THIRD PUNIC WAR BEGUN, 148 B.C.
Carthage had been humbled, but not destroyed. She still enjoyed the advantages of her magnificent situation and continued to be a competitor of Rome for the trade of the Mediterranean. The Romans watched with jealousy the reviving strength of the Punic city and at last determined to blot it out of existence. In 149 B.C. a large army was landed in Africa, and the inhabitants of Carthage were ordered to remove ten miles from the sea. They resolved to perish in the ruins of their capital, rather than obey such a cruel command.
DESTRUCTION OF CARTHAGE, 146 B.C.
Carthage held out for three years. The doubtful honor of its capture belonged to Scipio Aemilianus, grandson, by adoption, of the victor of Zama. For seven days the legionaries fought their way, street by street, house by house, until only fifty thousand inhabitants were left to surrender to the tender mercies of the Romans. The Senate ordered that the city should be burned and that its site should be plowed up and dedicated to the infernal gods. Such was the end of the most formidable rival Rome ever met in her career of conquest. 
 In 29 B.C., one hundred and seventeen years after the destruction of Carthage at the end of the Punic wars, a new town was founded near the old site by the emperor Augustus. It became in time the third city of the Roman Empire.

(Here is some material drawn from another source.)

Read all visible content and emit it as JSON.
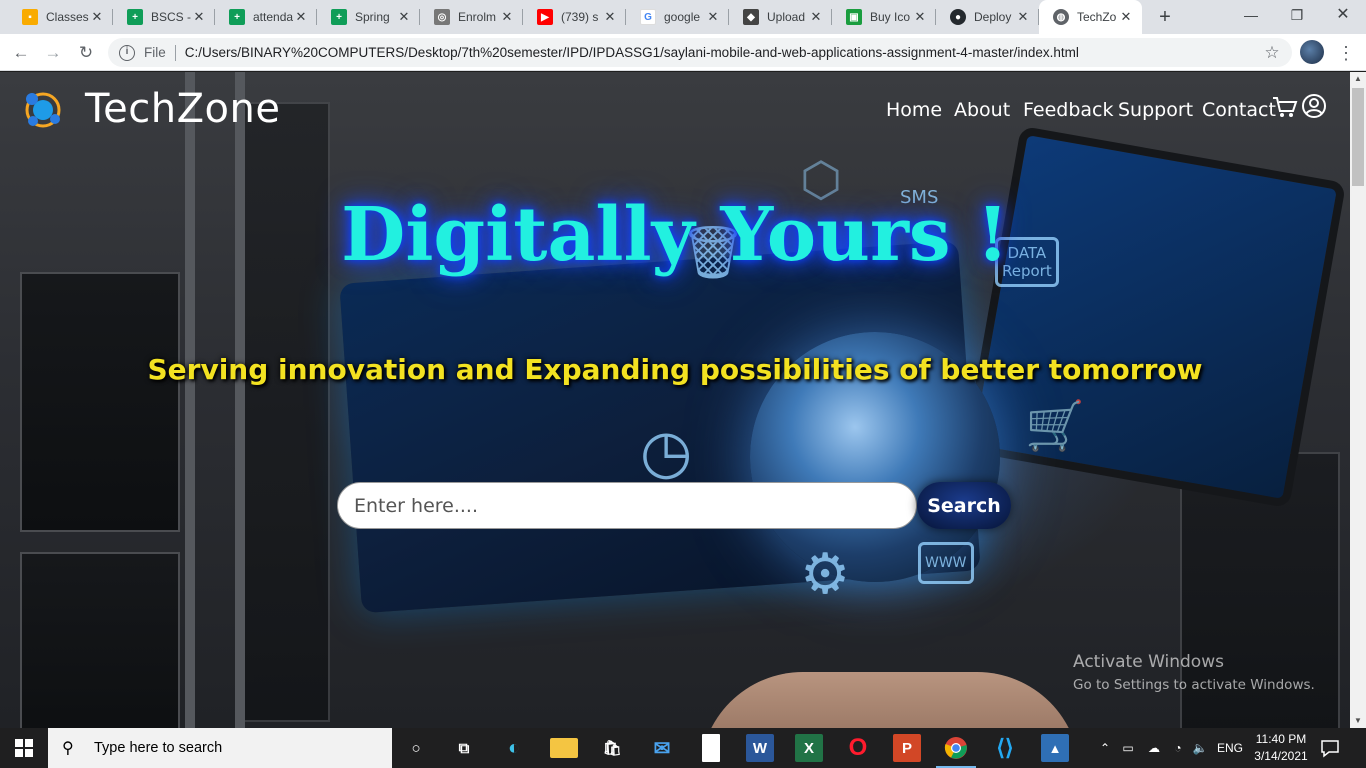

It was destroyed by the Arabs in 698 A.D.
Cf. The Ancient Greece * The Ancient Rome
Eastern Roman Empire (Byzantium) * Western Medieval Europe * Renaissance in Italy